As a final statement, HUD cautions, "Selective use of criminal history as a pretext for unequal treatment of individuals based on race, national origin, or other protected characteristics violates the Act."

A thorough reading of the HUD ten-page memorandum should convince anyone involved in the rental of properties first consult an attorney before proceeding.

Since July 1, 2008, the New York Department of State requires at least three hours of training in Fair Housing Laws every two years for real estate license renewal. The subject is also included in the 75-hour initial salesperson licensing course. The laws are complex, different with respect to Federal, State and Local laws, and constantly being broadened and redefined, either by statute, case law, or regulatory agencies such as HUD, the New York State Division of Human rights, and the Suffolk County Human Rights Commission.

In a subsequent article, we will discuss two new additions to New York State Fair Housing Laws.

John is a St. John's University graduate, licensed Real Estate Broker, DOS Certified Instructor, and real estate consultant. He previously taught at NYU, LIU, and The Cook Maran Real Estate School, which he helped found. www.johnaviteritti.com

Be the first to comment on this article. (Just fill out the form below)

Submit Your Comment

Please note, you are not currently logged in. Your comment will be submitted as a guest.
To submit your comment as a member, please click here.
Your Name:
* Comments will be reviewed and posted in a timely fashion
* All fields are required
What color is a firetruck?
(For spam prevention, thanks)
Southampton Masonry-Visiting the Southampton or the Wainscott locations is an exciting experience.
Southampton Masonry has been serving Long Island's masonry and tile needs since 1975. Delivering quality products from Manhattan to Montauk for over three decades. The company's continued success is due primarily to their number one priority: customer satisfaction, with a promise of prompt and courteous service from the professional, knowledgeable staff. Southampton Masonry has the largest inventory on the east end. As direct importers they can offer a large variety of the finest quality products at the most competitive pricing for both your interior and exterior projects.

Southrifty Drug 54 Jagger Lane, Southampton Village
Southrifty Drug is a small, neighborhood pharmacy with limited shelf space, and we have to be very selective about which over-the-counter items we carry. As a result you'll find a no nonsense concentration of very effective, high quality and useful products on our shelves. In this new section, we feature a number of these products that we feel are especially worthy of your consideration.

Burner Law Group, P.C.
Burner Law Group, P.C. are full service elder law attorneys concentrating in the areas of Estate Planning, Trust and Estate Administration and Litigation, Special Needs Planning, Guardianship and Elder Law. Offices in East Setauket‚ NY, Westhampton Beach, NY, and New York, NY.
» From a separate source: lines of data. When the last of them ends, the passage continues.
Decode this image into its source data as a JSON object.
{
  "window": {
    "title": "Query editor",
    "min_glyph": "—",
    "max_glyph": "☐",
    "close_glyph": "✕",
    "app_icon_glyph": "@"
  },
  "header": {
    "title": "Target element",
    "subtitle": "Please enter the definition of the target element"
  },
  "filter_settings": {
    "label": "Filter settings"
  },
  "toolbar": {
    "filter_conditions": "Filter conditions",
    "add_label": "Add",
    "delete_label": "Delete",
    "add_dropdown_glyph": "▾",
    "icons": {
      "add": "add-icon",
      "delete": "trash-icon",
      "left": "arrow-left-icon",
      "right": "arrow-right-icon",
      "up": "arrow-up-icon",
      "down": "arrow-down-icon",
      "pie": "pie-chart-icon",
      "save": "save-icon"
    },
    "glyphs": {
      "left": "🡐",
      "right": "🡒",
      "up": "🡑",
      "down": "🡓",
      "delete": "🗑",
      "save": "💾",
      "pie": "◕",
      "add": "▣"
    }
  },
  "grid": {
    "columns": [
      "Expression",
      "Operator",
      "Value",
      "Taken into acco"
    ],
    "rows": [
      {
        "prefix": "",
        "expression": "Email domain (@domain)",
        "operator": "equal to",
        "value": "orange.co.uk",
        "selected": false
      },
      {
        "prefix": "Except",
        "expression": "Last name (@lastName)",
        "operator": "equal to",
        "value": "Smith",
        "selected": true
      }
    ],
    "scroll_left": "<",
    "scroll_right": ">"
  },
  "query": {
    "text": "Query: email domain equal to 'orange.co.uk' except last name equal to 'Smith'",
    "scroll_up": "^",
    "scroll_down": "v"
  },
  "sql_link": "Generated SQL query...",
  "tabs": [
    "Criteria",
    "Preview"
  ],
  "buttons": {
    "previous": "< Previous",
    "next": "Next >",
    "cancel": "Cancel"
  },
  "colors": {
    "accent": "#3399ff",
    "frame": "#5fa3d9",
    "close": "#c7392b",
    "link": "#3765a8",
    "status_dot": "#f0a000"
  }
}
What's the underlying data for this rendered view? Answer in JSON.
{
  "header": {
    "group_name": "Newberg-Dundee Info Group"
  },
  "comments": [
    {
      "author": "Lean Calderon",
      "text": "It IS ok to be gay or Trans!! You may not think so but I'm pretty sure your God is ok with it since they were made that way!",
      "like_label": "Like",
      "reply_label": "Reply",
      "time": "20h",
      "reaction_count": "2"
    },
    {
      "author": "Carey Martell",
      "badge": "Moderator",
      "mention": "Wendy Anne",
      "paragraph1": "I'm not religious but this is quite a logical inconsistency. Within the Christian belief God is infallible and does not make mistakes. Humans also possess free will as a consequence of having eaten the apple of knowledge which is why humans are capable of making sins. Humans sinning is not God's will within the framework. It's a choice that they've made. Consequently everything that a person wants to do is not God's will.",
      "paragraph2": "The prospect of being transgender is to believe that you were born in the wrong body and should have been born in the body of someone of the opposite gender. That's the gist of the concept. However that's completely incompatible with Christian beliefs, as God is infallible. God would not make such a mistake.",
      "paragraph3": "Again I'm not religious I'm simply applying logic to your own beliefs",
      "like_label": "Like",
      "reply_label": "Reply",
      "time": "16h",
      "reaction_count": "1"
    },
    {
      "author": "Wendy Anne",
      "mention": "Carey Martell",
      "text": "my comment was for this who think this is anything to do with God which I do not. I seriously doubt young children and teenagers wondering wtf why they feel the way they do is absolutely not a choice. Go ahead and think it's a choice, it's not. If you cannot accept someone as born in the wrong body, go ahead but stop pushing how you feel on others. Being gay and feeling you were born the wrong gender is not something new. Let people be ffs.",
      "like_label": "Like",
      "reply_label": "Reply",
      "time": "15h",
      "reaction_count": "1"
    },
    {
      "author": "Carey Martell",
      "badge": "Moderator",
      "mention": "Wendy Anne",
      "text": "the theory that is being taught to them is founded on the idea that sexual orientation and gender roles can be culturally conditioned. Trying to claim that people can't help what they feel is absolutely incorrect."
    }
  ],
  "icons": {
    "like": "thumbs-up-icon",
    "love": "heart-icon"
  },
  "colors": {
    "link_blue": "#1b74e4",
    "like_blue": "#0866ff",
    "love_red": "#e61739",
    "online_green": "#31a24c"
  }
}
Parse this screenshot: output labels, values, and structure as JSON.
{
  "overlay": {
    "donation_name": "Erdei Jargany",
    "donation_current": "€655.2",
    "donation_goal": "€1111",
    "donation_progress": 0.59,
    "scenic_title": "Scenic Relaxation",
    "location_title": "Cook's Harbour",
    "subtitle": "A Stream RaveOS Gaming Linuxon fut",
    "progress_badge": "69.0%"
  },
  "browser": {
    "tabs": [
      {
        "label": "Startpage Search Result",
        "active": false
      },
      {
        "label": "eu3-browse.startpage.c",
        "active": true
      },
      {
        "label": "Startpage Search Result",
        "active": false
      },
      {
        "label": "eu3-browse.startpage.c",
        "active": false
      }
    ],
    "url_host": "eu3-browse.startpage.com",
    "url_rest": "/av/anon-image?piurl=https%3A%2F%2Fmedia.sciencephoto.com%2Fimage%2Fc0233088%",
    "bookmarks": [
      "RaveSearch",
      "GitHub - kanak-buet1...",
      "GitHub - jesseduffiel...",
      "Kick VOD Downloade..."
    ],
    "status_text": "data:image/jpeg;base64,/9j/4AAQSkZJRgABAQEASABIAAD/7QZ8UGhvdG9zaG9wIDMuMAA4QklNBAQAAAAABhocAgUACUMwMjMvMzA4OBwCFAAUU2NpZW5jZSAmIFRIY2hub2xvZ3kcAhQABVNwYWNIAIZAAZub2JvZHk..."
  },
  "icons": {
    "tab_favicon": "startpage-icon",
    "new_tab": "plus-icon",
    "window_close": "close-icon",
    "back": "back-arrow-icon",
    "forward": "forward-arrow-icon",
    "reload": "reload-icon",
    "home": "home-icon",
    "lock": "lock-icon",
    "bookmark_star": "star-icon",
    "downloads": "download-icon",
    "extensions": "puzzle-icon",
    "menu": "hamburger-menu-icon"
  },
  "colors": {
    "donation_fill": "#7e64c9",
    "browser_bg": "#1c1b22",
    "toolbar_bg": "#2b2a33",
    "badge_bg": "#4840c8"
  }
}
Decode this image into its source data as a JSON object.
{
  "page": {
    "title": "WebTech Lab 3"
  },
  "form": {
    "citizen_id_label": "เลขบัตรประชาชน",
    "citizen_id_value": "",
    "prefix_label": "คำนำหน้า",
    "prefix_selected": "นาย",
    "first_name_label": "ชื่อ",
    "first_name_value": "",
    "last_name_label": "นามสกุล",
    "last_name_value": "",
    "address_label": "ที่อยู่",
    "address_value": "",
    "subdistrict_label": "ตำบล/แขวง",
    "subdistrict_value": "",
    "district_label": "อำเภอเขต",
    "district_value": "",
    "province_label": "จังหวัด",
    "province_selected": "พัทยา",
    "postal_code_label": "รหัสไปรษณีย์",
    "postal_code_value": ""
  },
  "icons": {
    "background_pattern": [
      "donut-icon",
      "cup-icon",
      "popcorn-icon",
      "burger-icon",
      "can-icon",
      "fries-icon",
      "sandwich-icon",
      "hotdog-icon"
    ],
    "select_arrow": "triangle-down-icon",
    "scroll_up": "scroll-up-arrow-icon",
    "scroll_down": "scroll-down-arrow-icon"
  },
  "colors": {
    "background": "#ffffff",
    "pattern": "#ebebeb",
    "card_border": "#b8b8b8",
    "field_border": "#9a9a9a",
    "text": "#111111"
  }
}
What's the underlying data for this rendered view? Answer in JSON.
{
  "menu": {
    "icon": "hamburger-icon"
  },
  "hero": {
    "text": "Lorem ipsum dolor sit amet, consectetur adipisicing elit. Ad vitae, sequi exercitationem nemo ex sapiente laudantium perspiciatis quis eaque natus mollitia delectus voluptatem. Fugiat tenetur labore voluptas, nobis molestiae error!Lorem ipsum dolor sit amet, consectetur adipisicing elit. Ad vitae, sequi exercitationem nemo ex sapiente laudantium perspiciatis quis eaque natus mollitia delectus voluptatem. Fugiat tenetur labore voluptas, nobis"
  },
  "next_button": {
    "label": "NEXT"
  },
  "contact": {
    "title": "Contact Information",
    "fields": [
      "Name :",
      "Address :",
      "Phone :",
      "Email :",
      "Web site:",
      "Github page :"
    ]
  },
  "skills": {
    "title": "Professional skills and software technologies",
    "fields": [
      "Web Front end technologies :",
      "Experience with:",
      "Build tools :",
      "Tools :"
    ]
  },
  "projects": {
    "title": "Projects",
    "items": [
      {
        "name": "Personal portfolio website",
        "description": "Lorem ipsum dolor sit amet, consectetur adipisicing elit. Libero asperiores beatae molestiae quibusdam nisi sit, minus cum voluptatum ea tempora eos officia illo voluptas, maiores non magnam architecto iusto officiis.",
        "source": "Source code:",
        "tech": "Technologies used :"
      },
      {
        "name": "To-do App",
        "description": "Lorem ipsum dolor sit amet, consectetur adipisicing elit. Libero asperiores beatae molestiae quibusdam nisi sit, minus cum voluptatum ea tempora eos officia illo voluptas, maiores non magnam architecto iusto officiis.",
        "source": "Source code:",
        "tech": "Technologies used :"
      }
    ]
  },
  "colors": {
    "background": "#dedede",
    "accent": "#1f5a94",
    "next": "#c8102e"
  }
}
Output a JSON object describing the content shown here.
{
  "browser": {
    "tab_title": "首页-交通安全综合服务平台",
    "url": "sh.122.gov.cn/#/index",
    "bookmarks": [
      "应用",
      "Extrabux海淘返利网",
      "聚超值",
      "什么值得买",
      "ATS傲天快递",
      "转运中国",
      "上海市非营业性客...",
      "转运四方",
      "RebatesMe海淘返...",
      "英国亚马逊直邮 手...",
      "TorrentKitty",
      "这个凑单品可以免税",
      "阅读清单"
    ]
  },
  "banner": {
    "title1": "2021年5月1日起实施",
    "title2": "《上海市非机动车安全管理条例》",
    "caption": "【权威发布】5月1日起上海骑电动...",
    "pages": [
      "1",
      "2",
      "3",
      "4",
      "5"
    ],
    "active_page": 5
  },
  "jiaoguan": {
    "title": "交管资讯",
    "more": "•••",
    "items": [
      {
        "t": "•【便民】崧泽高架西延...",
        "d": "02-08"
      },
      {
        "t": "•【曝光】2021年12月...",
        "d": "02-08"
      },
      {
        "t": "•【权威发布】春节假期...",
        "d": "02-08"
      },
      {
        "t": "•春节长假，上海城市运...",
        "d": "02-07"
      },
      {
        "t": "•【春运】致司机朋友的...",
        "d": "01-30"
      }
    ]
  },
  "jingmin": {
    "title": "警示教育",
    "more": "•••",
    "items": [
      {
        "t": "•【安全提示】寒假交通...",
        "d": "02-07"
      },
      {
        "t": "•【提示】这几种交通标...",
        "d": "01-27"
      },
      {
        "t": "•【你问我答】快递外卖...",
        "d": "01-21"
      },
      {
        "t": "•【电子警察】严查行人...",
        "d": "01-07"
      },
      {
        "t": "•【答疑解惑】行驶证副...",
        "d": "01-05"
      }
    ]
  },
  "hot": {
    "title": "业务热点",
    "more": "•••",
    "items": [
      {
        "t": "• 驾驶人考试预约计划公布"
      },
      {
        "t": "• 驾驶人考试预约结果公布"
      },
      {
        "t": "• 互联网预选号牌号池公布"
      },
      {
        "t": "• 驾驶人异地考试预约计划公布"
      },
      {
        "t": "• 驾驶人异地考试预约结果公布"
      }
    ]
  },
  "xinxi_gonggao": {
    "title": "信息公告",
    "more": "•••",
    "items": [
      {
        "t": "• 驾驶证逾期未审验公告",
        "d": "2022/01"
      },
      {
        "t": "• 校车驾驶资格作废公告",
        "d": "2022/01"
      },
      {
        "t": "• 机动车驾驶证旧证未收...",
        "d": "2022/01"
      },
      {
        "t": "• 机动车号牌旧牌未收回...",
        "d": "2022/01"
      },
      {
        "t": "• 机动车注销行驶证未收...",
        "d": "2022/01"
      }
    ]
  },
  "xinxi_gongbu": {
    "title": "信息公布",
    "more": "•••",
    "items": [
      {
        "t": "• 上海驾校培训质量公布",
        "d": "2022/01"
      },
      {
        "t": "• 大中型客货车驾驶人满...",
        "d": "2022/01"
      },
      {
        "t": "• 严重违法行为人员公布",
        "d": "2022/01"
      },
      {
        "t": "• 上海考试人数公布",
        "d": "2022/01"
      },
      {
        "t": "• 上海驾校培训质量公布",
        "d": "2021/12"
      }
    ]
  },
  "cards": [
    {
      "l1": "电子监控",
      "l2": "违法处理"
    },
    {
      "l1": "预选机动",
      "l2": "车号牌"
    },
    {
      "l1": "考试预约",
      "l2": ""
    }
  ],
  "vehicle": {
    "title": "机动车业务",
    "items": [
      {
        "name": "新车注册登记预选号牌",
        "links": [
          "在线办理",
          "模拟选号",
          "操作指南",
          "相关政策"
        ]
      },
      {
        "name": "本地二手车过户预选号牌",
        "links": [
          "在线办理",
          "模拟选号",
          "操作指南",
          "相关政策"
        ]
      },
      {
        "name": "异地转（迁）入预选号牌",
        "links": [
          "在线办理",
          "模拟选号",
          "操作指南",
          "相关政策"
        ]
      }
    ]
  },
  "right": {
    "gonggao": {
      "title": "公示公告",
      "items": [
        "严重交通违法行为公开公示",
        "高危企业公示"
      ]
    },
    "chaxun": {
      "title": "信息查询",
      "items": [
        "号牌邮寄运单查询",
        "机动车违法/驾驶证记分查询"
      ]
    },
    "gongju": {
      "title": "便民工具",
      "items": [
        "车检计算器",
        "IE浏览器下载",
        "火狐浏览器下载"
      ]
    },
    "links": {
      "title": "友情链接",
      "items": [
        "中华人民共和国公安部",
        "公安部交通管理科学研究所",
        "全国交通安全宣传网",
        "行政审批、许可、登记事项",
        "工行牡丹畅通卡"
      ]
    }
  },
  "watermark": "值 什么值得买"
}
New York Title Abstract Services, Inc.
We are a title insurance services company dedicated to promptly delivering fully compliant and accurate reports, and title insurance, for residential and commercial real estate throughout New York State. Headquartered in the Hamptons, our professional team has extensive real estate experience and understands the business from all sides including title insurance, legal, sales, governmental, banking, and lending regulations.

Aimee Fitzpatrick Martin, Licensed Associate Real Estate Broker
Considered a West of the Shinnecock Canal expert with a 5-star Zillow ranking, Aimee specializes in the luxury and waterfront markets in Quogue, Westhampton Beach, Remsenburg, East Quogue and Hampton Bays. With exceptional communication skills and a buttoned-up approach to every deal, she is highly skilled in the art of the negotiation process. Understanding the nuances of buying and selling waterfront homes, especially on Dune Road, is a specialty.